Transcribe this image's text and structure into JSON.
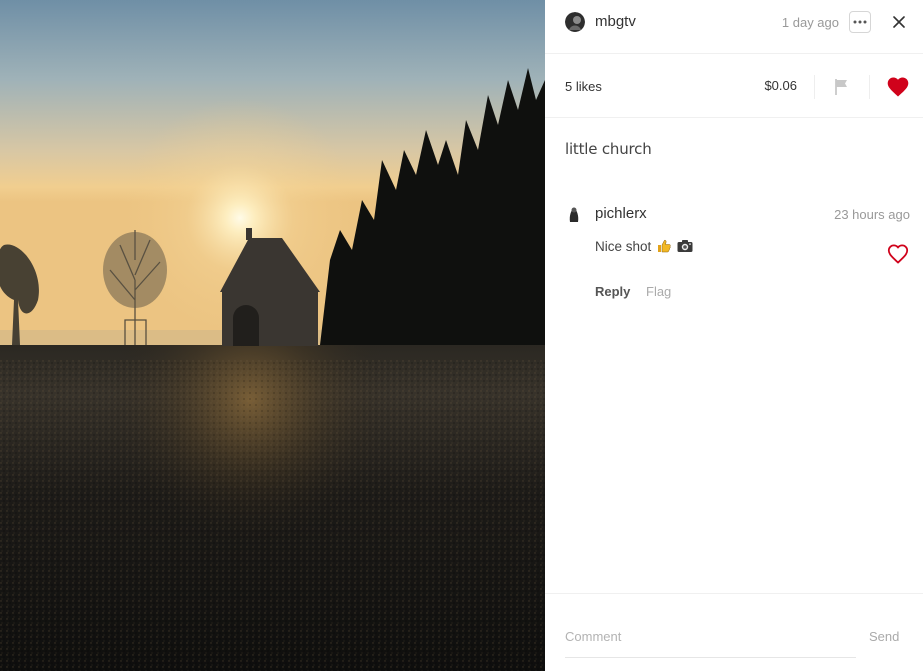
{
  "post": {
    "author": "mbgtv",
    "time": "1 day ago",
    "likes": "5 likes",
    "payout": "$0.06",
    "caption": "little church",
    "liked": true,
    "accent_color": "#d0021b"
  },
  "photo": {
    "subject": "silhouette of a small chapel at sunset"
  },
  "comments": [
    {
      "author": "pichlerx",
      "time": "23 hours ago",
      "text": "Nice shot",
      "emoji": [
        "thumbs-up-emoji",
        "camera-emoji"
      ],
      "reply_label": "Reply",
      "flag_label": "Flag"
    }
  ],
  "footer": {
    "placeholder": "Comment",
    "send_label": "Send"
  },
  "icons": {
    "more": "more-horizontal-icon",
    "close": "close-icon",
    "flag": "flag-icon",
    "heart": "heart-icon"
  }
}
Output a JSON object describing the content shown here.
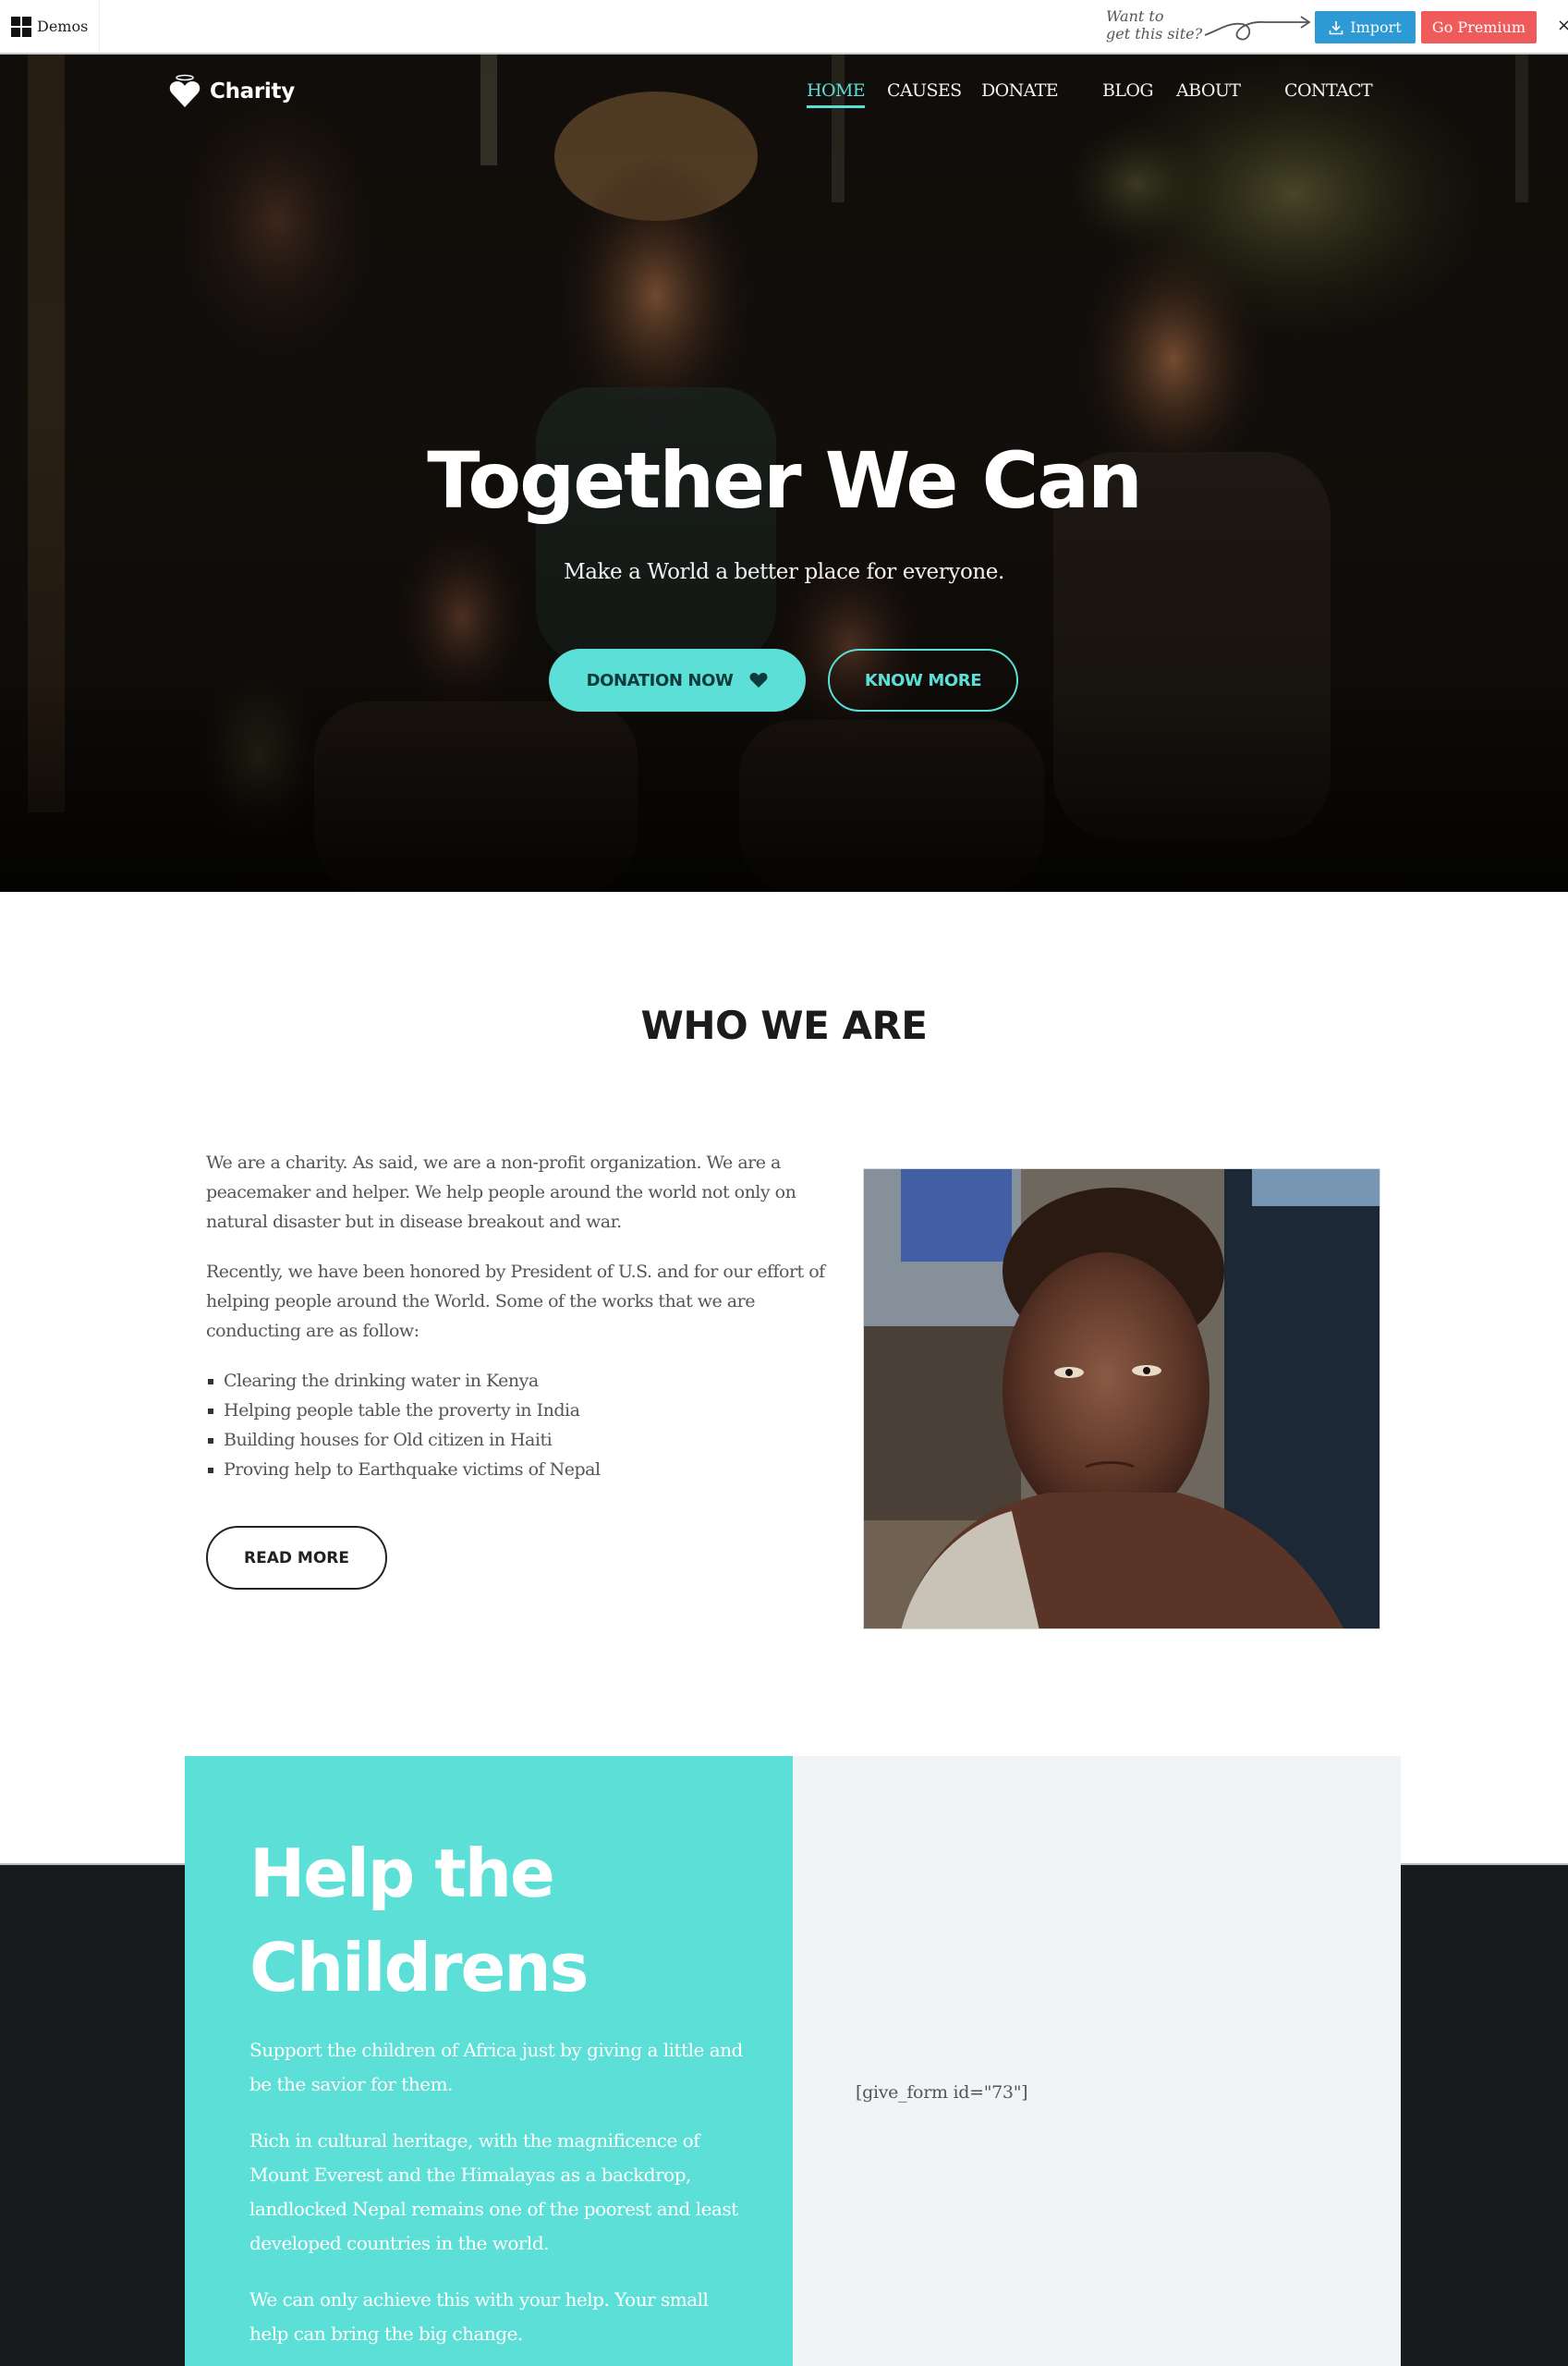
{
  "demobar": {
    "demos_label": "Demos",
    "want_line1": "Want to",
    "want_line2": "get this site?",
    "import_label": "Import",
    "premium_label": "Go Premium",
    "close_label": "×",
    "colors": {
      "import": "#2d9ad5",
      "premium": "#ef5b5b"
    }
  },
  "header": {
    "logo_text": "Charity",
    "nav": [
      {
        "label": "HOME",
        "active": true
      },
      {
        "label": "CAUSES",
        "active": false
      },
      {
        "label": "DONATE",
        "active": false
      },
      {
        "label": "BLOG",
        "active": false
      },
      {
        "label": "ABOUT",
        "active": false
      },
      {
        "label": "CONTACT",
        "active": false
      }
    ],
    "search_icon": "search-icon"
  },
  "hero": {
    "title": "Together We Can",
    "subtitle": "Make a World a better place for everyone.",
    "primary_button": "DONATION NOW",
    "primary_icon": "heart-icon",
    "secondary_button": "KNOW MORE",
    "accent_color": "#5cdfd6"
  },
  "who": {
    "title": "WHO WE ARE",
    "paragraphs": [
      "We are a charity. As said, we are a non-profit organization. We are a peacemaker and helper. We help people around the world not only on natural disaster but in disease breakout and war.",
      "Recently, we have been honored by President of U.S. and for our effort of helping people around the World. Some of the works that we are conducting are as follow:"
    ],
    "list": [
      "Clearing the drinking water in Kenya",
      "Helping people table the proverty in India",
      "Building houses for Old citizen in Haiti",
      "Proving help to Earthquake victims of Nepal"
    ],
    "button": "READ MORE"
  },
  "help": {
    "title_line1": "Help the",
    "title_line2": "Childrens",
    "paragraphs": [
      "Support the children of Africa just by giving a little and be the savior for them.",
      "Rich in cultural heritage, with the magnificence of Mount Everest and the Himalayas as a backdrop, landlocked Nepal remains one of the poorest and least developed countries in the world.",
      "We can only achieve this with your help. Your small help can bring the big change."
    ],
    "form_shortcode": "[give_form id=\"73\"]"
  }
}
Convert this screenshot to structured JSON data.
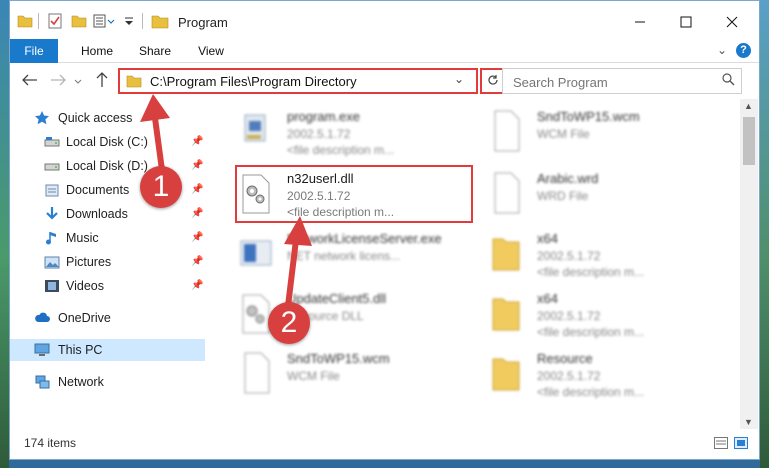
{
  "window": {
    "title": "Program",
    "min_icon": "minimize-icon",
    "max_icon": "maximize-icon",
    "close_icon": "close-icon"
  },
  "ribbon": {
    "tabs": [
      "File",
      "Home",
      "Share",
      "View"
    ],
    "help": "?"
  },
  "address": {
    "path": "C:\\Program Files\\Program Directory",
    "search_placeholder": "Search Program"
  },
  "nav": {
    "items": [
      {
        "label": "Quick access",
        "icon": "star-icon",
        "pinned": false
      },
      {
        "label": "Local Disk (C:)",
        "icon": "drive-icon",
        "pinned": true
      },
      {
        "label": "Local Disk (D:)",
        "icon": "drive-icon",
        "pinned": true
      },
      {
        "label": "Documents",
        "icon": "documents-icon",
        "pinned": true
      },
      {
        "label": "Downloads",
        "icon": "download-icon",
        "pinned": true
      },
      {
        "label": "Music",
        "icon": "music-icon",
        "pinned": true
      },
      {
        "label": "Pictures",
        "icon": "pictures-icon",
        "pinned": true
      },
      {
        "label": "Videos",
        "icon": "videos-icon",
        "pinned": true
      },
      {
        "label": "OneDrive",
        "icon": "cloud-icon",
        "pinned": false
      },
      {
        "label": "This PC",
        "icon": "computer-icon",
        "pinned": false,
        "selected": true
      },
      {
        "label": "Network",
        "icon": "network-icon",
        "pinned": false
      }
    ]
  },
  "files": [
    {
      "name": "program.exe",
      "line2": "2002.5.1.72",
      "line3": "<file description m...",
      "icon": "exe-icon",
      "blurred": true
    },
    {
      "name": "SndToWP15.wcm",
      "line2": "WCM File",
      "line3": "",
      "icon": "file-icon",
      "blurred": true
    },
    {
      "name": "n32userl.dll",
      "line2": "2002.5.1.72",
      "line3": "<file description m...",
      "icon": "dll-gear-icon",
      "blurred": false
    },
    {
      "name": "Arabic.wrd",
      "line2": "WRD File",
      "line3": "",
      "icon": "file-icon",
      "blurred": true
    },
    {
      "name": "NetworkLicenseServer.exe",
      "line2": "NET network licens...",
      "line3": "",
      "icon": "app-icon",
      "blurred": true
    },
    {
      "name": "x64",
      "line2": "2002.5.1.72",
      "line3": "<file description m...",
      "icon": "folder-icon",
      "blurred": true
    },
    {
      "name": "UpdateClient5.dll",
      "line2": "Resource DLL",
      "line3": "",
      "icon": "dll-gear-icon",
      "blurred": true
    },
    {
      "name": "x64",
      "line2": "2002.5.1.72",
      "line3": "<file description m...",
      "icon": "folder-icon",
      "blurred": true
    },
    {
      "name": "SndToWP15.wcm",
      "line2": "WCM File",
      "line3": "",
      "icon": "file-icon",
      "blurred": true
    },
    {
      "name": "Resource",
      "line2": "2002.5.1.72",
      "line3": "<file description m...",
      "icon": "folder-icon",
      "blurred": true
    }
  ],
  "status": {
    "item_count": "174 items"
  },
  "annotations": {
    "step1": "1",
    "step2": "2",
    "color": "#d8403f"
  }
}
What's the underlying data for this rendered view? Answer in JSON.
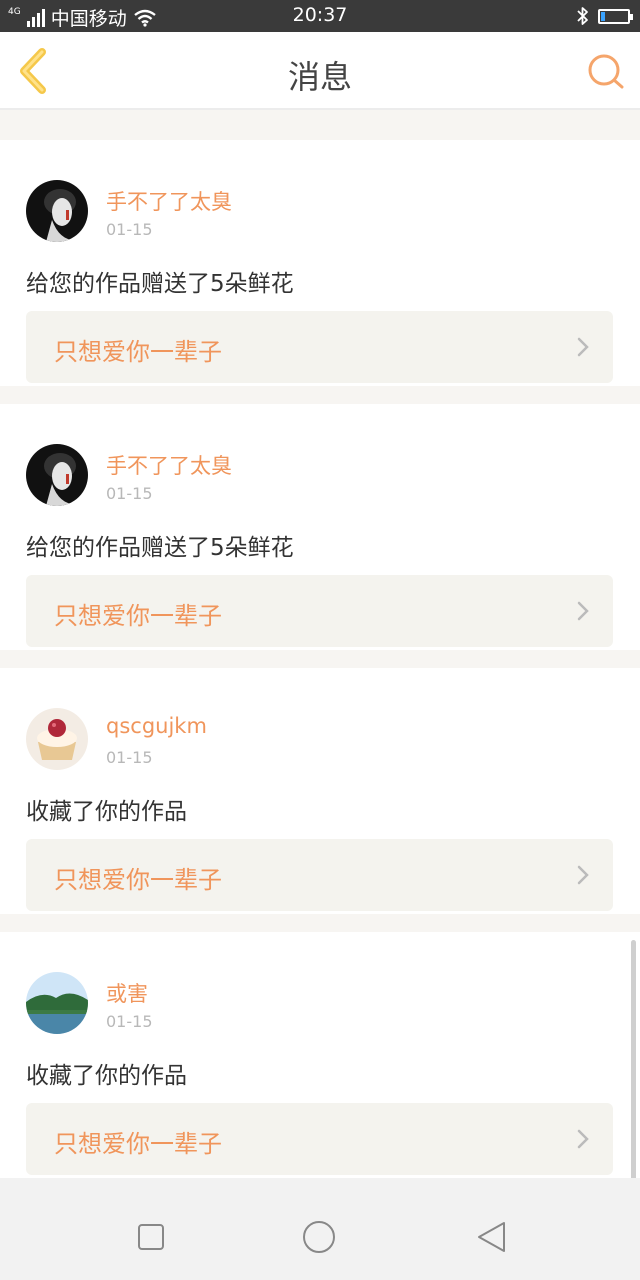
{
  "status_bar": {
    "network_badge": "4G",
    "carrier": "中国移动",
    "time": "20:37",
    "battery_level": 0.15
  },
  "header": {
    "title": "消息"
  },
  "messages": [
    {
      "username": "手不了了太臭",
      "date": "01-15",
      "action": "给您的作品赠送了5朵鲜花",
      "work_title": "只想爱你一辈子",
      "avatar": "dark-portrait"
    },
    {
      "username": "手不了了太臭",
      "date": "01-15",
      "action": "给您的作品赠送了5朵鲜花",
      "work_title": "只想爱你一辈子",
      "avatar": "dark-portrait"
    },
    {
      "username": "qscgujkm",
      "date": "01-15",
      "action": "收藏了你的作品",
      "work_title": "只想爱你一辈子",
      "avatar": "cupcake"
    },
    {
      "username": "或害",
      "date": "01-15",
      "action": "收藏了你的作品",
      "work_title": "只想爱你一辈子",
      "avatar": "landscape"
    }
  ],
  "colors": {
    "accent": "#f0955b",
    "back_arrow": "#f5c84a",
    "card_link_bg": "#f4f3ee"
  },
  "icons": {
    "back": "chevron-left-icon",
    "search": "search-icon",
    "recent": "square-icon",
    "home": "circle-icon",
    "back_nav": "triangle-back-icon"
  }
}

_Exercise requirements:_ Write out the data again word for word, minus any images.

_Answer below:_
Transcribe this image's text and structure into JSON.
{
  "post": {
    "author": "mbgtv",
    "time": "1 day ago",
    "likes": "5 likes",
    "payout": "$0.06",
    "caption": "little church",
    "liked": true,
    "accent_color": "#d0021b"
  },
  "photo": {
    "subject": "silhouette of a small chapel at sunset"
  },
  "comments": [
    {
      "author": "pichlerx",
      "time": "23 hours ago",
      "text": "Nice shot",
      "emoji": [
        "thumbs-up-emoji",
        "camera-emoji"
      ],
      "reply_label": "Reply",
      "flag_label": "Flag"
    }
  ],
  "footer": {
    "placeholder": "Comment",
    "send_label": "Send"
  },
  "icons": {
    "more": "more-horizontal-icon",
    "close": "close-icon",
    "flag": "flag-icon",
    "heart": "heart-icon"
  }
}
Output a JSON object describing the content shown here.
{
  "demobar": {
    "demos_label": "Demos",
    "want_line1": "Want to",
    "want_line2": "get this site?",
    "import_label": "Import",
    "premium_label": "Go Premium",
    "close_label": "×",
    "colors": {
      "import": "#2d9ad5",
      "premium": "#ef5b5b"
    }
  },
  "header": {
    "logo_text": "Charity",
    "nav": [
      {
        "label": "HOME",
        "active": true
      },
      {
        "label": "CAUSES",
        "active": false
      },
      {
        "label": "DONATE",
        "active": false
      },
      {
        "label": "BLOG",
        "active": false
      },
      {
        "label": "ABOUT",
        "active": false
      },
      {
        "label": "CONTACT",
        "active": false
      }
    ],
    "search_icon": "search-icon"
  },
  "hero": {
    "title": "Together We Can",
    "subtitle": "Make a World a better place for everyone.",
    "primary_button": "DONATION NOW",
    "primary_icon": "heart-icon",
    "secondary_button": "KNOW MORE",
    "accent_color": "#5cdfd6"
  },
  "who": {
    "title": "WHO WE ARE",
    "paragraphs": [
      "We are a charity. As said, we are a non-profit organization. We are a peacemaker and helper. We help people around the world not only on natural disaster but in disease breakout and war.",
      "Recently, we have been honored by President of U.S. and for our effort of helping people around the World. Some of the works that we are conducting are as follow:"
    ],
    "list": [
      "Clearing the drinking water in Kenya",
      "Helping people table the proverty in India",
      "Building houses for Old citizen in Haiti",
      "Proving help to Earthquake victims of Nepal"
    ],
    "button": "READ MORE"
  },
  "help": {
    "title_line1": "Help the",
    "title_line2": "Childrens",
    "paragraphs": [
      "Support the children of Africa just by giving a little and be the savior for them.",
      "Rich in cultural heritage, with the magnificence of Mount Everest and the Himalayas as a backdrop, landlocked Nepal remains one of the poorest and least developed countries in the world.",
      "We can only achieve this with your help. Your small help can bring the big change."
    ],
    "form_shortcode": "[give_form id=\"73\"]"
  }
}
Convert this screenshot to structured JSON data.
{
  "window": {
    "title": "Program",
    "min_icon": "minimize-icon",
    "max_icon": "maximize-icon",
    "close_icon": "close-icon"
  },
  "ribbon": {
    "tabs": [
      "File",
      "Home",
      "Share",
      "View"
    ],
    "help": "?"
  },
  "address": {
    "path": "C:\\Program Files\\Program Directory",
    "search_placeholder": "Search Program"
  },
  "nav": {
    "items": [
      {
        "label": "Quick access",
        "icon": "star-icon",
        "pinned": false
      },
      {
        "label": "Local Disk (C:)",
        "icon": "drive-icon",
        "pinned": true
      },
      {
        "label": "Local Disk (D:)",
        "icon": "drive-icon",
        "pinned": true
      },
      {
        "label": "Documents",
        "icon": "documents-icon",
        "pinned": true
      },
      {
        "label": "Downloads",
        "icon": "download-icon",
        "pinned": true
      },
      {
        "label": "Music",
        "icon": "music-icon",
        "pinned": true
      },
      {
        "label": "Pictures",
        "icon": "pictures-icon",
        "pinned": true
      },
      {
        "label": "Videos",
        "icon": "videos-icon",
        "pinned": true
      },
      {
        "label": "OneDrive",
        "icon": "cloud-icon",
        "pinned": false
      },
      {
        "label": "This PC",
        "icon": "computer-icon",
        "pinned": false,
        "selected": true
      },
      {
        "label": "Network",
        "icon": "network-icon",
        "pinned": false
      }
    ]
  },
  "files": [
    {
      "name": "program.exe",
      "line2": "2002.5.1.72",
      "line3": "<file description m...",
      "icon": "exe-icon",
      "blurred": true
    },
    {
      "name": "SndToWP15.wcm",
      "line2": "WCM File",
      "line3": "",
      "icon": "file-icon",
      "blurred": true
    },
    {
      "name": "n32userl.dll",
      "line2": "2002.5.1.72",
      "line3": "<file description m...",
      "icon": "dll-gear-icon",
      "blurred": false
    },
    {
      "name": "Arabic.wrd",
      "line2": "WRD File",
      "line3": "",
      "icon": "file-icon",
      "blurred": true
    },
    {
      "name": "NetworkLicenseServer.exe",
      "line2": "NET network licens...",
      "line3": "",
      "icon": "app-icon",
      "blurred": true
    },
    {
      "name": "x64",
      "line2": "2002.5.1.72",
      "line3": "<file description m...",
      "icon": "folder-icon",
      "blurred": true
    },
    {
      "name": "UpdateClient5.dll",
      "line2": "Resource DLL",
      "line3": "",
      "icon": "dll-gear-icon",
      "blurred": true
    },
    {
      "name": "x64",
      "line2": "2002.5.1.72",
      "line3": "<file description m...",
      "icon": "folder-icon",
      "blurred": true
    },
    {
      "name": "SndToWP15.wcm",
      "line2": "WCM File",
      "line3": "",
      "icon": "file-icon",
      "blurred": true
    },
    {
      "name": "Resource",
      "line2": "2002.5.1.72",
      "line3": "<file description m...",
      "icon": "folder-icon",
      "blurred": true
    }
  ],
  "status": {
    "item_count": "174 items"
  },
  "annotations": {
    "step1": "1",
    "step2": "2",
    "color": "#d8403f"
  }
}
What's the underlying data for this rendered view? Answer in JSON.
{
  "status_bar": {
    "network_badge": "4G",
    "carrier": "中国移动",
    "time": "20:37",
    "battery_level": 0.15
  },
  "header": {
    "title": "消息"
  },
  "messages": [
    {
      "username": "手不了了太臭",
      "date": "01-15",
      "action": "给您的作品赠送了5朵鲜花",
      "work_title": "只想爱你一辈子",
      "avatar": "dark-portrait"
    },
    {
      "username": "手不了了太臭",
      "date": "01-15",
      "action": "给您的作品赠送了5朵鲜花",
      "work_title": "只想爱你一辈子",
      "avatar": "dark-portrait"
    },
    {
      "username": "qscgujkm",
      "date": "01-15",
      "action": "收藏了你的作品",
      "work_title": "只想爱你一辈子",
      "avatar": "cupcake"
    },
    {
      "username": "或害",
      "date": "01-15",
      "action": "收藏了你的作品",
      "work_title": "只想爱你一辈子",
      "avatar": "landscape"
    }
  ],
  "colors": {
    "accent": "#f0955b",
    "back_arrow": "#f5c84a",
    "card_link_bg": "#f4f3ee"
  },
  "icons": {
    "back": "chevron-left-icon",
    "search": "search-icon",
    "recent": "square-icon",
    "home": "circle-icon",
    "back_nav": "triangle-back-icon"
  }
}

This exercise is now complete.